**Task directions:**
Write out each entry again. Keep every word exactly as it is.

Data about app and page elements
····················

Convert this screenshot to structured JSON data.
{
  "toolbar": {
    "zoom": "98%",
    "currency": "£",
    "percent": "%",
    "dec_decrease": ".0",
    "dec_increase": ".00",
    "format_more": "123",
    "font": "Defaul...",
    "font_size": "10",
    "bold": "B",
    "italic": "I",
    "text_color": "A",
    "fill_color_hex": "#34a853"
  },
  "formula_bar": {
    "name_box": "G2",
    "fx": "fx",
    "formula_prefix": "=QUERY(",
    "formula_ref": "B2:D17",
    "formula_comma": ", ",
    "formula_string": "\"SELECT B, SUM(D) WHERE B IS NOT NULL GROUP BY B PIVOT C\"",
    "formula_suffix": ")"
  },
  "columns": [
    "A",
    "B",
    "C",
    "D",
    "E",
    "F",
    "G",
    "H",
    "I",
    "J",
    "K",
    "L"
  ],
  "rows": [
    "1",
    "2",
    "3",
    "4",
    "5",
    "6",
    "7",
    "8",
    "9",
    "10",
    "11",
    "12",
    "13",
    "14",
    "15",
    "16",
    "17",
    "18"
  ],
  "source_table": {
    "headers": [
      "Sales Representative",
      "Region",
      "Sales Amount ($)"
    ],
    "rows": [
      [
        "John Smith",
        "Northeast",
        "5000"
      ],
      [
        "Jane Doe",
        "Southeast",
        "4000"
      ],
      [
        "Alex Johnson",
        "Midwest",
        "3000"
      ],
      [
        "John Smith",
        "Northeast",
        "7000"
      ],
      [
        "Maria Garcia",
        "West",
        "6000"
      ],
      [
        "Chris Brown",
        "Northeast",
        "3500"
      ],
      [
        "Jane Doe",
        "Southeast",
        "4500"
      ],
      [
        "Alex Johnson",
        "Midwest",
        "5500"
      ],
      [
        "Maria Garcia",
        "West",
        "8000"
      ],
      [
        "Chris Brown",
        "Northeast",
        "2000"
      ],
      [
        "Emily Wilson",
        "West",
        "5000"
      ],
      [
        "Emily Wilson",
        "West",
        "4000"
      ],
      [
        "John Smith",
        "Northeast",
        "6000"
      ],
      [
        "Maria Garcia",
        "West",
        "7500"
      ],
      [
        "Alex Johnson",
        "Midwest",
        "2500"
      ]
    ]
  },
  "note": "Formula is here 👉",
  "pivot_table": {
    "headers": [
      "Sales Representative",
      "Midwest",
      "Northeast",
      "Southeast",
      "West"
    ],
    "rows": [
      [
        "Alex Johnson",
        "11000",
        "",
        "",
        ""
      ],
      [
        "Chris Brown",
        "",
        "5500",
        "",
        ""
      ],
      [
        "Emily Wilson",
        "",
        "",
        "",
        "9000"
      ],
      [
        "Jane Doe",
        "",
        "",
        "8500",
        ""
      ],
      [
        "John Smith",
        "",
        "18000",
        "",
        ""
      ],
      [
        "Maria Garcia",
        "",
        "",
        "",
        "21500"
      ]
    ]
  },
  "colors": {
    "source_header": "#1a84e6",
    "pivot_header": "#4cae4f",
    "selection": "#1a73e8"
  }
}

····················

**Reply to the task:**
Convert this screenshot to structured JSON data.
{
  "toolbar": {
    "zoom": "98%",
    "currency": "£",
    "percent": "%",
    "dec_decrease": ".0",
    "dec_increase": ".00",
    "format_more": "123",
    "font": "Defaul...",
    "font_size": "10",
    "bold": "B",
    "italic": "I",
    "text_color": "A",
    "fill_color_hex": "#34a853"
  },
  "formula_bar": {
    "name_box": "G2",
    "fx": "fx",
    "formula_prefix": "=QUERY(",
    "formula_ref": "B2:D17",
    "formula_comma": ", ",
    "formula_string": "\"SELECT B, SUM(D) WHERE B IS NOT NULL GROUP BY B PIVOT C\"",
    "formula_suffix": ")"
  },
  "columns": [
    "A",
    "B",
    "C",
    "D",
    "E",
    "F",
    "G",
    "H",
    "I",
    "J",
    "K",
    "L"
  ],
  "rows": [
    "1",
    "2",
    "3",
    "4",
    "5",
    "6",
    "7",
    "8",
    "9",
    "10",
    "11",
    "12",
    "13",
    "14",
    "15",
    "16",
    "17",
    "18"
  ],
  "source_table": {
    "headers": [
      "Sales Representative",
      "Region",
      "Sales Amount ($)"
    ],
    "rows": [
      [
        "John Smith",
        "Northeast",
        "5000"
      ],
      [
        "Jane Doe",
        "Southeast",
        "4000"
      ],
      [
        "Alex Johnson",
        "Midwest",
        "3000"
      ],
      [
        "John Smith",
        "Northeast",
        "7000"
      ],
      [
        "Maria Garcia",
        "West",
        "6000"
      ],
      [
        "Chris Brown",
        "Northeast",
        "3500"
      ],
      [
        "Jane Doe",
        "Southeast",
        "4500"
      ],
      [
        "Alex Johnson",
        "Midwest",
        "5500"
      ],
      [
        "Maria Garcia",
        "West",
        "8000"
      ],
      [
        "Chris Brown",
        "Northeast",
        "2000"
      ],
      [
        "Emily Wilson",
        "West",
        "5000"
      ],
      [
        "Emily Wilson",
        "West",
        "4000"
      ],
      [
        "John Smith",
        "Northeast",
        "6000"
      ],
      [
        "Maria Garcia",
        "West",
        "7500"
      ],
      [
        "Alex Johnson",
        "Midwest",
        "2500"
      ]
    ]
  },
  "note": "Formula is here 👉",
  "pivot_table": {
    "headers": [
      "Sales Representative",
      "Midwest",
      "Northeast",
      "Southeast",
      "West"
    ],
    "rows": [
      [
        "Alex Johnson",
        "11000",
        "",
        "",
        ""
      ],
      [
        "Chris Brown",
        "",
        "5500",
        "",
        ""
      ],
      [
        "Emily Wilson",
        "",
        "",
        "",
        "9000"
      ],
      [
        "Jane Doe",
        "",
        "",
        "8500",
        ""
      ],
      [
        "John Smith",
        "",
        "18000",
        "",
        ""
      ],
      [
        "Maria Garcia",
        "",
        "",
        "",
        "21500"
      ]
    ]
  },
  "colors": {
    "source_header": "#1a84e6",
    "pivot_header": "#4cae4f",
    "selection": "#1a73e8"
  }
}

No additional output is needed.